Kickin’ Television

Mumford and Sons’ antiseptic folk a wash at Fiddler’s Green

If such a thing as monotonously fantastic exists, Mumford & Sons channeled it at their Fiddler's Green Amphitheater show last night. The evening had all the predictable elements of a beautiful early-fall show at the outdoor venue: lots of beer, the always-expected smell of weed wafting over the audience, talented musicians performing their craft and a near absurd amount of plaid and boots.

Mick Jenkins answers a higher calling on “The Healing Component”

Mick Jenkins dissects the meaning of living a love-filled life on his new project, “The Healing Component.” Love here is not just the connection between two people who are crazy enough to consider themselves soul-mates -- it’s the feeling that comes after long periods of struggle, the one we experience when we truly know ourselves and the radiance from a power higher than any we’ve ever known.

Cass McCombs: Woke folk for the patient few

Singer-songwriter Cass McCombs wants you to think hard about the world we're living in. Women, war, mental illness, your Friday night -- "Netflix and die," he hisses on his latest batch of gorgeous postmodern head-scratchers and early candidate for album of the year, "Mangy Love" -- so many issues deserve far more attention than they get.

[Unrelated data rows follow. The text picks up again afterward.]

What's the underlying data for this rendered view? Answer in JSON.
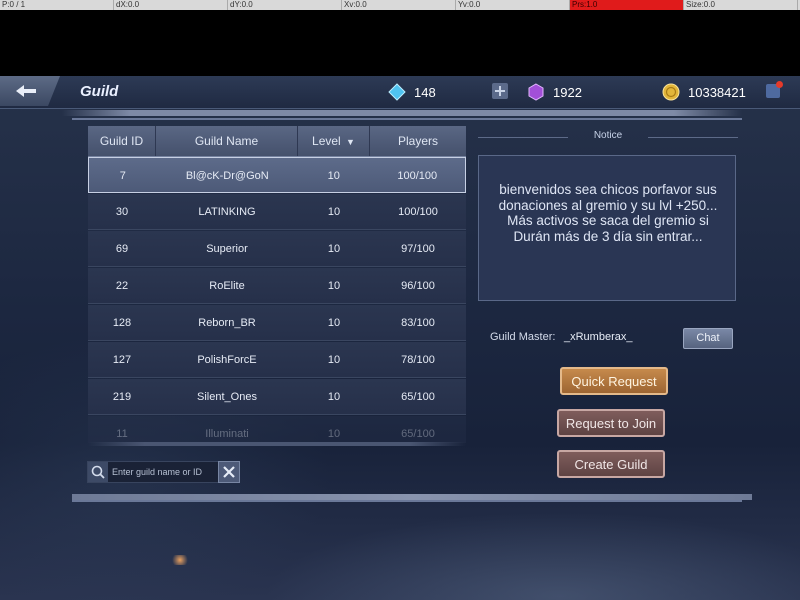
{
  "debug_bar": [
    "P:0 / 1",
    "dX:0.0",
    "dY:0.0",
    "Xv:0.0",
    "Yv:0.0",
    "Prs:1.0",
    "Size:0.0"
  ],
  "header": {
    "title": "Guild",
    "diamonds": "148",
    "gems": "1922",
    "gold": "10338421"
  },
  "table": {
    "columns": [
      "Guild ID",
      "Guild Name",
      "Level",
      "Players"
    ],
    "rows": [
      {
        "id": "7",
        "name": "Bl@cK-Dr@GoN",
        "level": "10",
        "players": "100/100"
      },
      {
        "id": "30",
        "name": "LATINKING",
        "level": "10",
        "players": "100/100"
      },
      {
        "id": "69",
        "name": "Superior",
        "level": "10",
        "players": "97/100"
      },
      {
        "id": "22",
        "name": "RoElite",
        "level": "10",
        "players": "96/100"
      },
      {
        "id": "128",
        "name": "Reborn_BR",
        "level": "10",
        "players": "83/100"
      },
      {
        "id": "127",
        "name": "PolishForcE",
        "level": "10",
        "players": "78/100"
      },
      {
        "id": "219",
        "name": "Silent_Ones",
        "level": "10",
        "players": "65/100"
      },
      {
        "id": "11",
        "name": "Illuminati",
        "level": "10",
        "players": "65/100"
      }
    ]
  },
  "search": {
    "placeholder": "Enter guild name or ID"
  },
  "notice": {
    "title": "Notice",
    "text": "bienvenidos sea chicos porfavor sus donaciones al gremio y su lvl +250... Más activos se saca del gremio si Durán más de 3 día sin entrar..."
  },
  "guild_master": {
    "label": "Guild Master:",
    "value": "_xRumberax_"
  },
  "buttons": {
    "chat": "Chat",
    "quick_request": "Quick Request",
    "request_join": "Request to Join",
    "create_guild": "Create Guild"
  },
  "colors": {
    "accent_orange": "#b57840",
    "selected_row": "#55627f",
    "panel_bg": "#1c2740"
  }
}
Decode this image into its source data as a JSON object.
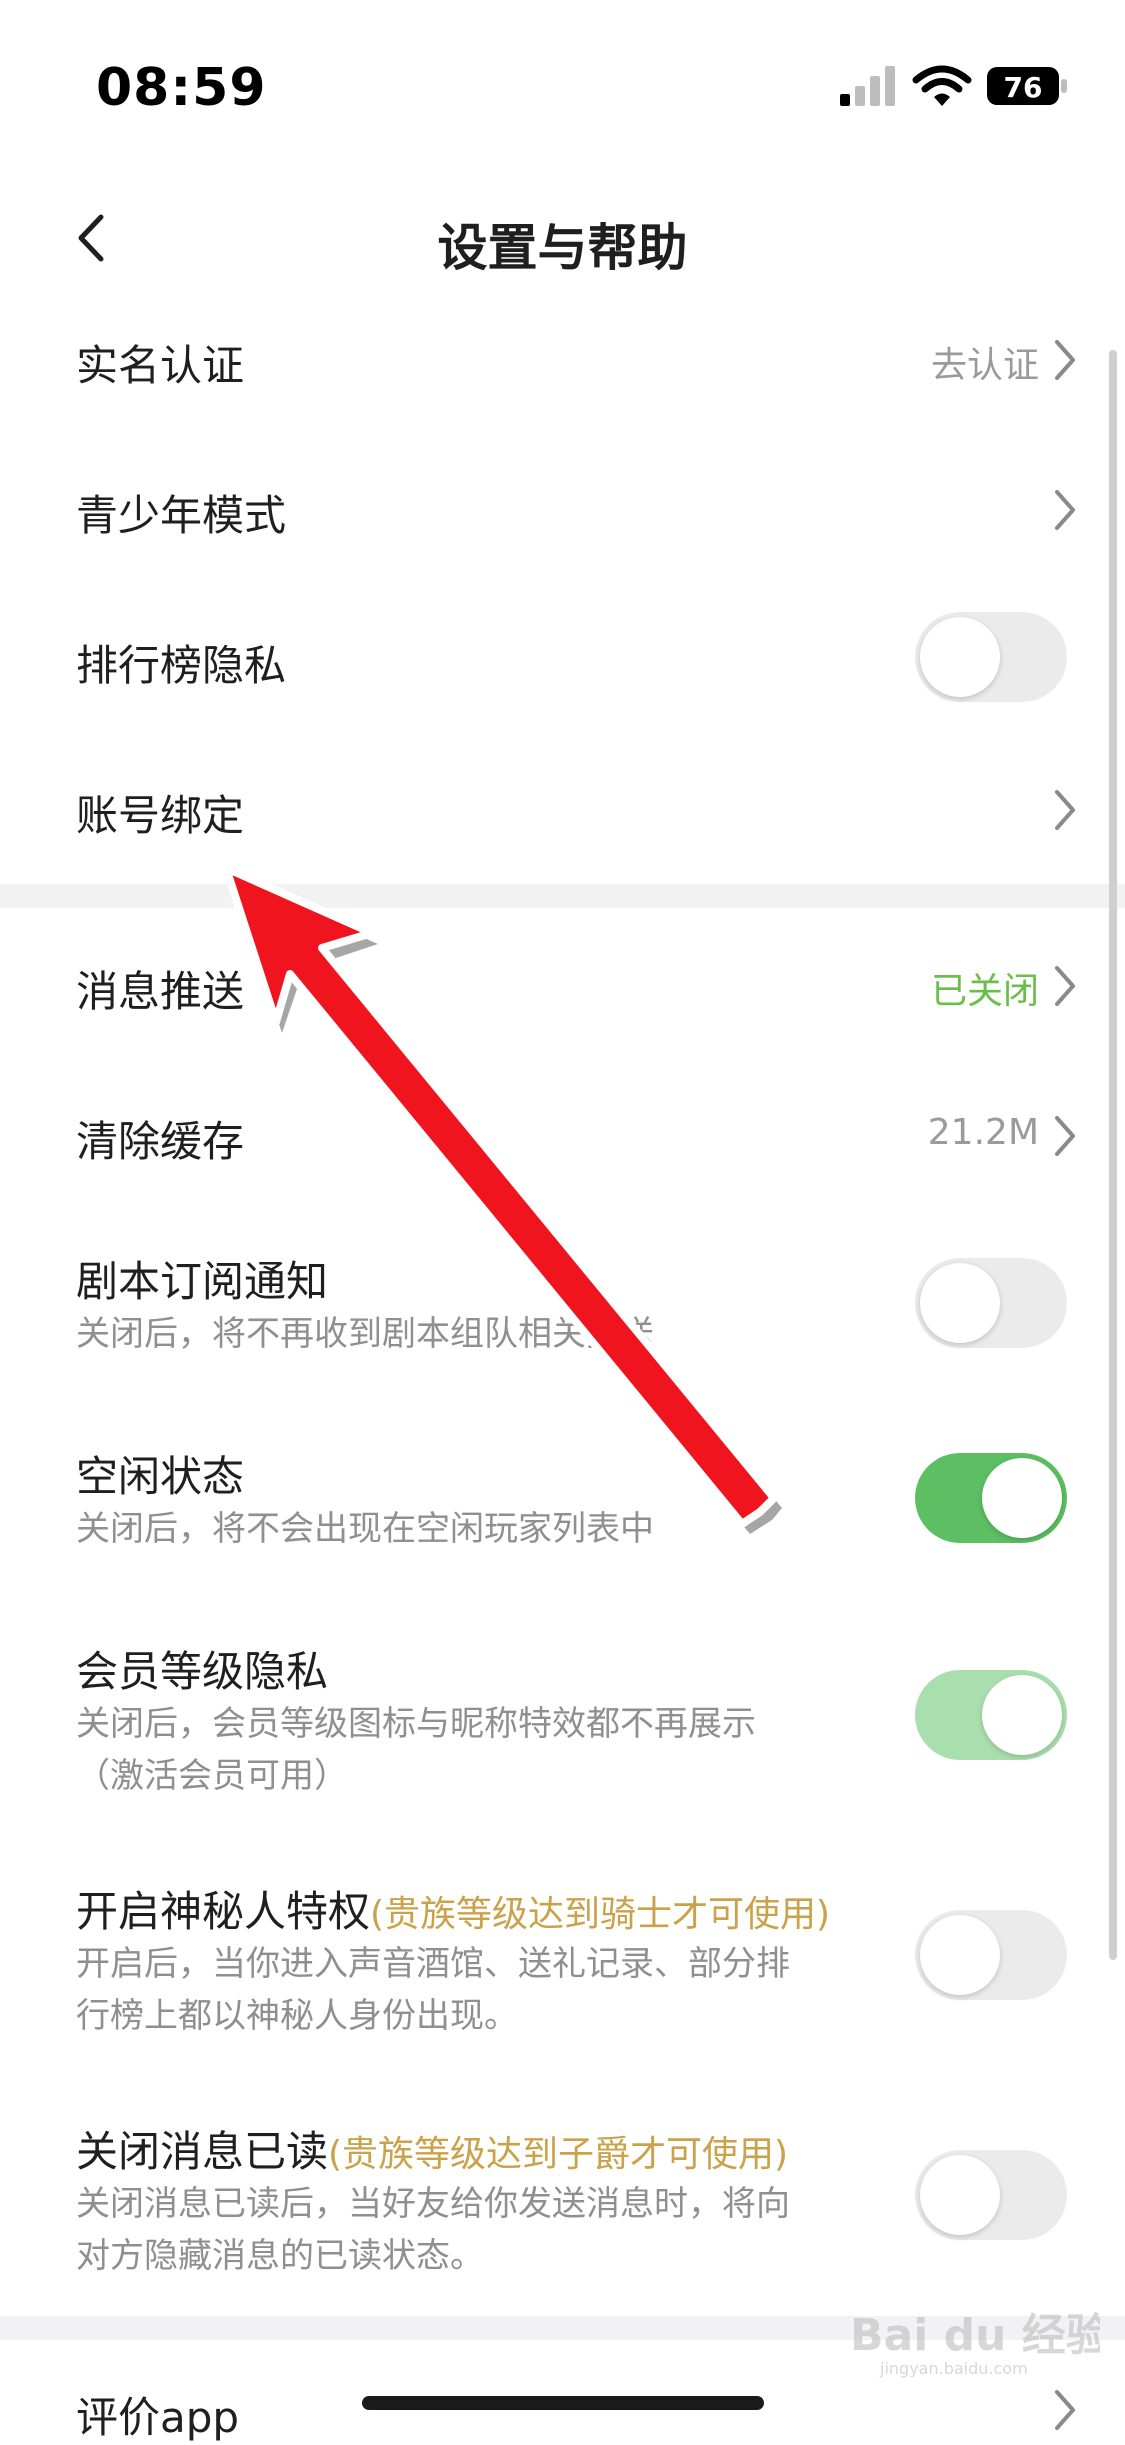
{
  "status": {
    "time": "08:59",
    "battery": "76"
  },
  "nav": {
    "title": "设置与帮助"
  },
  "rows": [
    {
      "label": "实名认证",
      "value": "去认证"
    },
    {
      "label": "青少年模式"
    },
    {
      "label": "排行榜隐私",
      "toggle": "off"
    },
    {
      "label": "账号绑定"
    },
    {
      "label": "消息推送",
      "value": "已关闭"
    },
    {
      "label": "清除缓存",
      "value": "21.2M"
    },
    {
      "label": "剧本订阅通知",
      "sub": "关闭后，将不再收到剧本组队相关推送",
      "toggle": "off"
    },
    {
      "label": "空闲状态",
      "sub": "关闭后，将不会出现在空闲玩家列表中",
      "toggle": "on"
    },
    {
      "label": "会员等级隐私",
      "sub": "关闭后，会员等级图标与昵称特效都不再展示",
      "sub2": "（激活会员可用）",
      "toggle": "on-disabled"
    },
    {
      "label": "开启神秘人特权",
      "note": "(贵族等级达到骑士才可使用)",
      "sub": "开启后，当你进入声音酒馆、送礼记录、部分排",
      "sub2": "行榜上都以神秘人身份出现。",
      "toggle": "off"
    },
    {
      "label": "关闭消息已读",
      "note": "(贵族等级达到子爵才可使用)",
      "sub": "关闭消息已读后，当好友给你发送消息时，将向",
      "sub2": "对方隐藏消息的已读状态。",
      "toggle": "off"
    },
    {
      "label": "评价app"
    }
  ],
  "watermark": {
    "text": "Bai du 经验",
    "url": "jingyan.baidu.com"
  },
  "colors": {
    "toggle_on": "#5cbf63",
    "toggle_off": "#ebebeb",
    "status_off": "#6abf4b",
    "premium_note": "#c9a24a",
    "arrow": "#f0141e"
  }
}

Mac Miller can’t quite find his lane on “The Divine Feminine”

Mac Miller experiences a bit of imposter syndrome on “The Divine Feminine,” his latest release about all things love. Sure, he’s proven his creative stamina in the rap game on previous projects that put him ahead of the rap fray, but we hear too much Chance The Rapper (“Soulmate,”), Kendrick Lamar, who crops up on “Stay” and the final performance of “God is Fair, Sexy Nasty.” Ty Dolla $ign brings home the point of finding strength in softness and the importance of balancing yin and yang on “Cinderella.” Mac Miller gets away with more than two cheesy metaphors here, but the production saves him, as it does on several other spots on the album. Sure, these songs are good with their layered production and Mac Miller’s textured voice, but the entire project lacks in originality.